» **The task**:
Retype the data that follows line by line, exactly, and leave its pictures out.

[Data about app and page elements]
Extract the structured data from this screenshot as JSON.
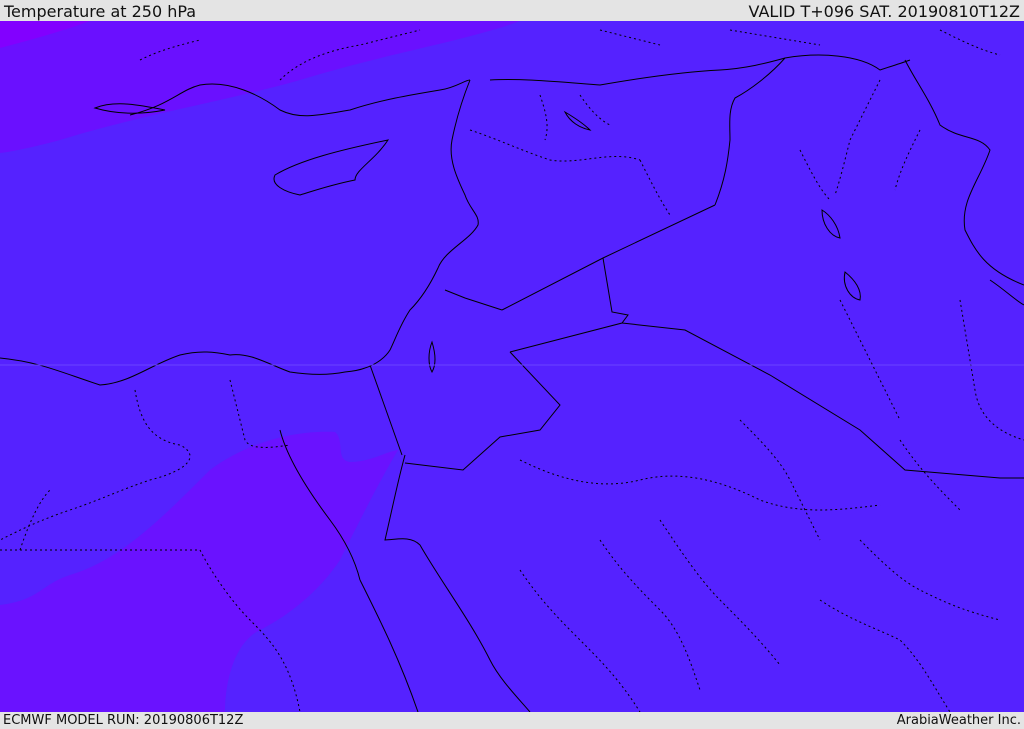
{
  "header": {
    "title": "Temperature at 250 hPa",
    "valid_time": "VALID T+096 SAT. 20190810T12Z"
  },
  "footer": {
    "model_run": "ECMWF MODEL RUN: 20190806T12Z",
    "credit": "ArabiaWeather Inc."
  },
  "map": {
    "colors": {
      "background_fill": "#5522ff",
      "warm_band_fill": "#6a12ff",
      "coldest_fill": "#8a00ff",
      "coastline": "#000000",
      "border": "#000000"
    }
  }
}
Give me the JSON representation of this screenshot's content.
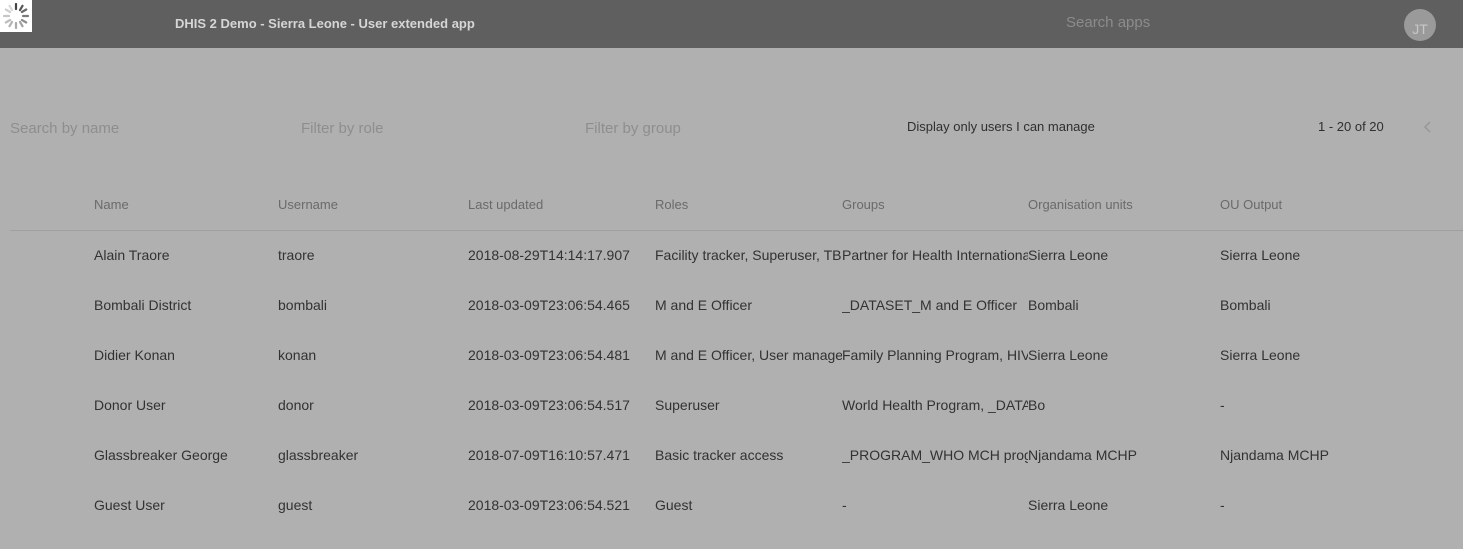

» **Response to this exercise**:
Extract the structured data from this screenshot as JSON.
{
  "header": {
    "title": "Temperature at 250 hPa",
    "valid_time": "VALID T+096 SAT. 20190810T12Z"
  },
  "footer": {
    "model_run": "ECMWF MODEL RUN: 20190806T12Z",
    "credit": "ArabiaWeather Inc."
  },
  "map": {
    "colors": {
      "background_fill": "#5522ff",
      "warm_band_fill": "#6a12ff",
      "coldest_fill": "#8a00ff",
      "coastline": "#000000",
      "border": "#000000"
    }
  }
}
Give me the JSON representation of this screenshot's content.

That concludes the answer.